**GOAL OF THE EXERCISE:**
Pictures aside, print all of the data below exactly as written.
++++ EXERCISE DATA ++++
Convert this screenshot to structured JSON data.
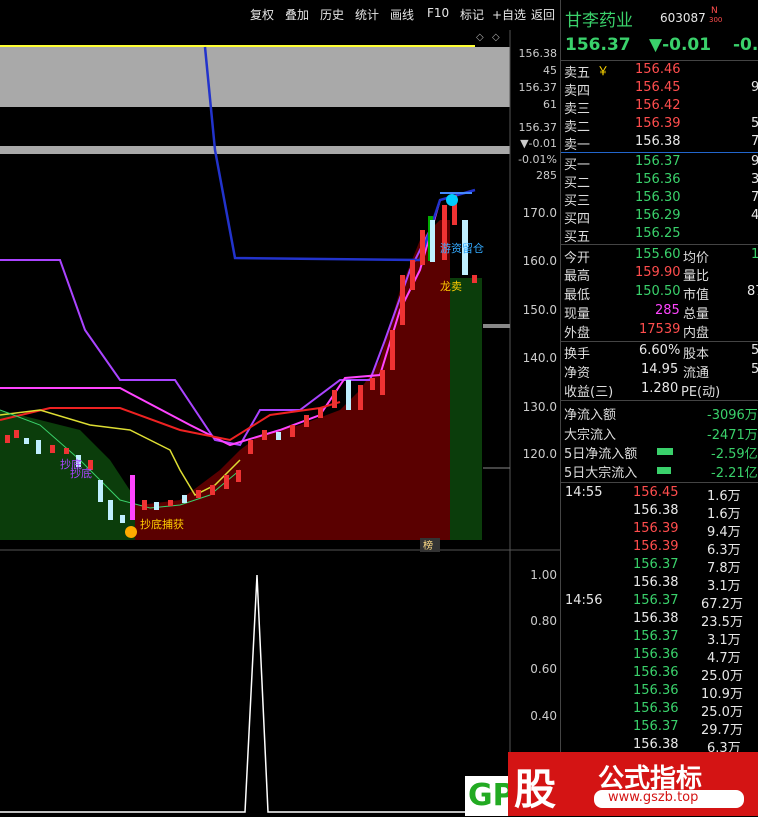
{
  "toolbar": {
    "buttons": [
      "复权",
      "叠加",
      "历史",
      "统计",
      "画线",
      "F10",
      "标记",
      "+自选",
      "返回"
    ]
  },
  "stock": {
    "name": "甘李药业",
    "code": "603087",
    "badge_top": "N",
    "badge_bottom": "300",
    "price": "156.37",
    "change": "▼-0.01",
    "change_pct_partial": "-0.0"
  },
  "mini_axis": {
    "labels": [
      "156.38",
      "45",
      "156.37",
      "61",
      "156.37",
      "▼-0.01",
      "-0.01%",
      "285"
    ]
  },
  "price_axis": {
    "labels": [
      "170.0",
      "160.0",
      "150.0",
      "140.0",
      "130.0",
      "120.0"
    ]
  },
  "indicator_axis": {
    "labels": [
      "1.00",
      "0.80",
      "0.60",
      "0.40"
    ]
  },
  "chart_annotations": {
    "buy_signal": "抄底",
    "buy_signal2": "抄底",
    "bottom_label": "抄底捕获",
    "top_label": "游资留仓",
    "sell_label": "龙卖",
    "rank_tag": "榜"
  },
  "orderbook": {
    "asks": [
      {
        "label": "卖五",
        "yen": "￥",
        "price": "156.46",
        "vol": ""
      },
      {
        "label": "卖四",
        "price": "156.45",
        "vol": "9"
      },
      {
        "label": "卖三",
        "price": "156.42",
        "vol": ""
      },
      {
        "label": "卖二",
        "price": "156.39",
        "vol": "5"
      },
      {
        "label": "卖一",
        "price": "156.38",
        "vol": "7"
      }
    ],
    "bids": [
      {
        "label": "买一",
        "price": "156.37",
        "vol": "9"
      },
      {
        "label": "买二",
        "price": "156.36",
        "vol": "3"
      },
      {
        "label": "买三",
        "price": "156.30",
        "vol": "7"
      },
      {
        "label": "买四",
        "price": "156.29",
        "vol": "4"
      },
      {
        "label": "买五",
        "price": "156.25",
        "vol": ""
      }
    ]
  },
  "quote": [
    {
      "l1": "今开",
      "v1": "155.60",
      "c1": "g",
      "l2": "均价",
      "v2": "1"
    },
    {
      "l1": "最高",
      "v1": "159.90",
      "c1": "r",
      "l2": "量比",
      "v2": ""
    },
    {
      "l1": "最低",
      "v1": "150.50",
      "c1": "g",
      "l2": "市值",
      "v2": "87"
    },
    {
      "l1": "现量",
      "v1": "285",
      "c1": "m",
      "l2": "总量",
      "v2": ""
    },
    {
      "l1": "外盘",
      "v1": "17539",
      "c1": "r",
      "l2": "内盘",
      "v2": ""
    }
  ],
  "fund": [
    {
      "l1": "换手",
      "v1": "6.60%",
      "l2": "股本",
      "v2": "5"
    },
    {
      "l1": "净资",
      "v1": "14.95",
      "l2": "流通",
      "v2": "5"
    },
    {
      "l1": "收益(三)",
      "v1": "1.280",
      "l2": "PE(动)",
      "v2": ""
    }
  ],
  "flows": [
    {
      "label": "净流入额",
      "value": "-3096万"
    },
    {
      "label": "大宗流入",
      "value": "-2471万"
    },
    {
      "label": "5日净流入额",
      "value": "-2.59亿"
    },
    {
      "label": "5日大宗流入",
      "value": "-2.21亿"
    }
  ],
  "ticks": [
    {
      "time": "14:55",
      "price": "156.45",
      "pc": "r",
      "vol": "1.6万"
    },
    {
      "time": "",
      "price": "156.38",
      "pc": "w",
      "vol": "1.6万"
    },
    {
      "time": "",
      "price": "156.39",
      "pc": "r",
      "vol": "9.4万"
    },
    {
      "time": "",
      "price": "156.39",
      "pc": "r",
      "vol": "6.3万"
    },
    {
      "time": "",
      "price": "156.37",
      "pc": "g",
      "vol": "7.8万"
    },
    {
      "time": "",
      "price": "156.38",
      "pc": "w",
      "vol": "3.1万"
    },
    {
      "time": "14:56",
      "price": "156.37",
      "pc": "g",
      "vol": "67.2万"
    },
    {
      "time": "",
      "price": "156.38",
      "pc": "w",
      "vol": "23.5万"
    },
    {
      "time": "",
      "price": "156.37",
      "pc": "g",
      "vol": "3.1万"
    },
    {
      "time": "",
      "price": "156.36",
      "pc": "g",
      "vol": "4.7万"
    },
    {
      "time": "",
      "price": "156.36",
      "pc": "g",
      "vol": "25.0万"
    },
    {
      "time": "",
      "price": "156.36",
      "pc": "g",
      "vol": "10.9万"
    },
    {
      "time": "",
      "price": "156.36",
      "pc": "g",
      "vol": "25.0万"
    },
    {
      "time": "",
      "price": "156.37",
      "pc": "g",
      "vol": "29.7万"
    },
    {
      "time": "",
      "price": "156.38",
      "pc": "w",
      "vol": "6.3万"
    }
  ],
  "watermark": {
    "left_text": "GP",
    "char": "股",
    "title": "公式指标",
    "url": "www.gszb.top"
  }
}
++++
**RESPONSE BOX:**
Convert this screenshot to structured JSON data.
{
  "toolbar": {
    "buttons": [
      "复权",
      "叠加",
      "历史",
      "统计",
      "画线",
      "F10",
      "标记",
      "+自选",
      "返回"
    ]
  },
  "stock": {
    "name": "甘李药业",
    "code": "603087",
    "badge_top": "N",
    "badge_bottom": "300",
    "price": "156.37",
    "change": "▼-0.01",
    "change_pct_partial": "-0.0"
  },
  "mini_axis": {
    "labels": [
      "156.38",
      "45",
      "156.37",
      "61",
      "156.37",
      "▼-0.01",
      "-0.01%",
      "285"
    ]
  },
  "price_axis": {
    "labels": [
      "170.0",
      "160.0",
      "150.0",
      "140.0",
      "130.0",
      "120.0"
    ]
  },
  "indicator_axis": {
    "labels": [
      "1.00",
      "0.80",
      "0.60",
      "0.40"
    ]
  },
  "chart_annotations": {
    "buy_signal": "抄底",
    "buy_signal2": "抄底",
    "bottom_label": "抄底捕获",
    "top_label": "游资留仓",
    "sell_label": "龙卖",
    "rank_tag": "榜"
  },
  "orderbook": {
    "asks": [
      {
        "label": "卖五",
        "yen": "￥",
        "price": "156.46",
        "vol": ""
      },
      {
        "label": "卖四",
        "price": "156.45",
        "vol": "9"
      },
      {
        "label": "卖三",
        "price": "156.42",
        "vol": ""
      },
      {
        "label": "卖二",
        "price": "156.39",
        "vol": "5"
      },
      {
        "label": "卖一",
        "price": "156.38",
        "vol": "7"
      }
    ],
    "bids": [
      {
        "label": "买一",
        "price": "156.37",
        "vol": "9"
      },
      {
        "label": "买二",
        "price": "156.36",
        "vol": "3"
      },
      {
        "label": "买三",
        "price": "156.30",
        "vol": "7"
      },
      {
        "label": "买四",
        "price": "156.29",
        "vol": "4"
      },
      {
        "label": "买五",
        "price": "156.25",
        "vol": ""
      }
    ]
  },
  "quote": [
    {
      "l1": "今开",
      "v1": "155.60",
      "c1": "g",
      "l2": "均价",
      "v2": "1"
    },
    {
      "l1": "最高",
      "v1": "159.90",
      "c1": "r",
      "l2": "量比",
      "v2": ""
    },
    {
      "l1": "最低",
      "v1": "150.50",
      "c1": "g",
      "l2": "市值",
      "v2": "87"
    },
    {
      "l1": "现量",
      "v1": "285",
      "c1": "m",
      "l2": "总量",
      "v2": ""
    },
    {
      "l1": "外盘",
      "v1": "17539",
      "c1": "r",
      "l2": "内盘",
      "v2": ""
    }
  ],
  "fund": [
    {
      "l1": "换手",
      "v1": "6.60%",
      "l2": "股本",
      "v2": "5"
    },
    {
      "l1": "净资",
      "v1": "14.95",
      "l2": "流通",
      "v2": "5"
    },
    {
      "l1": "收益(三)",
      "v1": "1.280",
      "l2": "PE(动)",
      "v2": ""
    }
  ],
  "flows": [
    {
      "label": "净流入额",
      "value": "-3096万"
    },
    {
      "label": "大宗流入",
      "value": "-2471万"
    },
    {
      "label": "5日净流入额",
      "value": "-2.59亿"
    },
    {
      "label": "5日大宗流入",
      "value": "-2.21亿"
    }
  ],
  "ticks": [
    {
      "time": "14:55",
      "price": "156.45",
      "pc": "r",
      "vol": "1.6万"
    },
    {
      "time": "",
      "price": "156.38",
      "pc": "w",
      "vol": "1.6万"
    },
    {
      "time": "",
      "price": "156.39",
      "pc": "r",
      "vol": "9.4万"
    },
    {
      "time": "",
      "price": "156.39",
      "pc": "r",
      "vol": "6.3万"
    },
    {
      "time": "",
      "price": "156.37",
      "pc": "g",
      "vol": "7.8万"
    },
    {
      "time": "",
      "price": "156.38",
      "pc": "w",
      "vol": "3.1万"
    },
    {
      "time": "14:56",
      "price": "156.37",
      "pc": "g",
      "vol": "67.2万"
    },
    {
      "time": "",
      "price": "156.38",
      "pc": "w",
      "vol": "23.5万"
    },
    {
      "time": "",
      "price": "156.37",
      "pc": "g",
      "vol": "3.1万"
    },
    {
      "time": "",
      "price": "156.36",
      "pc": "g",
      "vol": "4.7万"
    },
    {
      "time": "",
      "price": "156.36",
      "pc": "g",
      "vol": "25.0万"
    },
    {
      "time": "",
      "price": "156.36",
      "pc": "g",
      "vol": "10.9万"
    },
    {
      "time": "",
      "price": "156.36",
      "pc": "g",
      "vol": "25.0万"
    },
    {
      "time": "",
      "price": "156.37",
      "pc": "g",
      "vol": "29.7万"
    },
    {
      "time": "",
      "price": "156.38",
      "pc": "w",
      "vol": "6.3万"
    }
  ],
  "watermark": {
    "left_text": "GP",
    "char": "股",
    "title": "公式指标",
    "url": "www.gszb.top"
  }
}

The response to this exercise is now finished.